JC: And it’s because the characters are so well-drawn. We don’t sit around and talk about what our agenda is. We just grew up around such strong, ballsy, Jewish women who said whatever the fuck they wanted and we’ve appropriated that. And it’s coming from a really genuine place.
PA: And that’s what it feels like. What’s your favorite drink?
JD: Beverly likes a Splenda mojito with an extra Splenda.
PA: And Jamie?
JD: I don’t drink but once in a blue moon you get a perfect Arnold Palmer.
JC: You have to control the proportions. It’s not 50/50. It’s iced tea with a splash of lemonade. Jamie’s other favorite drink is the end of anything I’m drinking.
JD: She doesn’t finish.
JC: It’s not that I don’t finish, it’s that I’m not finished. As herself or as Beverly. She’s like a cat. She’s like, “What you are drinking? Can I have a sip?”
PA: And what’s your favorite drink, Jessica?
JC: My favorite drink as both myself and Ronna is Grey Goose, fresh lemon juice and mint shaken and stirred, up, in a martini glass.
PA: How do you drink your coffee?
JC: Dunkin’ Donuts, cream and sugar.
JD: Iced, venti, cream, one raw sugar.
PA: How do you eat your eggs?
JC: Fried. I hate omelets, though. Unless it’s delicious.
PA: What does that mean!?
JC: It’s true. I love anything that’s delicious. My mother used to say that to us when she was teaching us how to cook. You do this and and then you do that and then you cook it until it’s delicious. And when it’s delicious, you serve it.
PA: That’s so good.
JD: That’s amazing.
PA: What’s your favorite Jewish holiday?
JC: I love the high holidays. Ronna’s favorite is Hanukkah because she does a party every year.
JD: Beverly’s favorite is Simachat Torah because she loves all the dancing and the children and she loves Purim because she thinks Vashti is a real feminist. And I like Passover. I like a story meal, where it feels like my kids are really paying attention.
PA: So you both had bat mitzvahs. What did you wear?
JD: The entire family clashed but my dress was a gorgeous lavender eyelet dress with a ribbon dyed to match my shoes. My parents were angry because I just wanted to have a party and get presents.
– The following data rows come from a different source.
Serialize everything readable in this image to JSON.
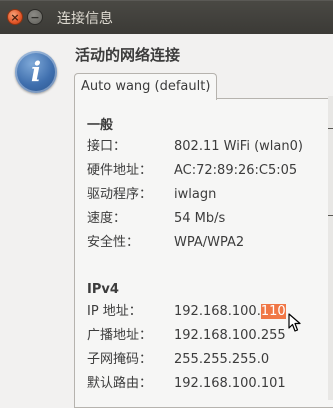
{
  "window": {
    "title": "连接信息",
    "close_glyph": "×",
    "minimize_glyph": "−"
  },
  "header": {
    "icon": "info-icon",
    "icon_glyph": "i",
    "title": "活动的网络连接"
  },
  "tabs": [
    {
      "label": "Auto wang (default)",
      "active": true
    }
  ],
  "general": {
    "heading": "一般",
    "rows": [
      {
        "label": "接口：",
        "value": "802.11 WiFi (wlan0)"
      },
      {
        "label": "硬件地址：",
        "value": "AC:72:89:26:C5:05"
      },
      {
        "label": "驱动程序：",
        "value": "iwlagn"
      },
      {
        "label": "速度：",
        "value": "54 Mb/s"
      },
      {
        "label": "安全性：",
        "value": "WPA/WPA2"
      }
    ]
  },
  "ipv4": {
    "heading": "IPv4",
    "ip_label": "IP 地址：",
    "ip_prefix": "192.168.100.",
    "ip_selected": "110",
    "rows": [
      {
        "label": "广播地址：",
        "value": "192.168.100.255"
      },
      {
        "label": "子网掩码：",
        "value": "255.255.255.0"
      },
      {
        "label": "默认路由：",
        "value": "192.168.100.101"
      }
    ]
  },
  "colors": {
    "titlebar": "#3e3d39",
    "selection": "#f07746",
    "accent_icon": "#3f6fae"
  }
}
JC: I still harbor great aggression against my mother about what I wore and the way the pictures were taken. I had terrible hot, humid curly-hair pictures and I wore a pink floral ruffled top and skirt.
PA: What shampoo do you use?
JC: Shu Uemura.
JD: You don’t want to know.
PA: I do.
JC & JD (in unison): Suave.
JC: I just guessed that!
PA: Gefilte fish or lox?
JD: Neither. I have a very non-Jewish soul.
JC: I have a very Jewish soul, especially when it comes to food. My soul is at rest when I’m eating smoked salmon. Also it’s Scottish and it’s Jewish and that’s what I am.
PA: I love that! Five things in your bag right now?
JC: Lip balm, lip balm, lip balm, lip balm, lip balm. Wait, me or Ronna?
PA: Both of you, but the lines are very blurred.
JD: Imitrex for migraines, lip liner, a lot of quarters for the meters, a pen—and I don’t always have it but I wish I did—gum. Beverly never leaves the house without a ball of tissues, her telephone, a charger that never works, a snack that’s loud, and floss.
PA: And Ronna?
JC: Cle de Peau concealer, purifying water hand wipes, La Mer lip balm, Nurofen Plus, and a bottle of Xanax.
PA: Favorite pair of shoes?
JC: I like a very expensive Van. Snakeskin Celine Vans. Ronna likes a 75 mm heel from Saint Laurent or a classic black Gucci pump. Prada also makes a comfortable one.
JD: A Dansko clog. I’m a lesbian from the ankle down.
Periel Aschenbrand, a comedian at heart, is the author of On My Kneesand The Only Bush I Trust Is My Own.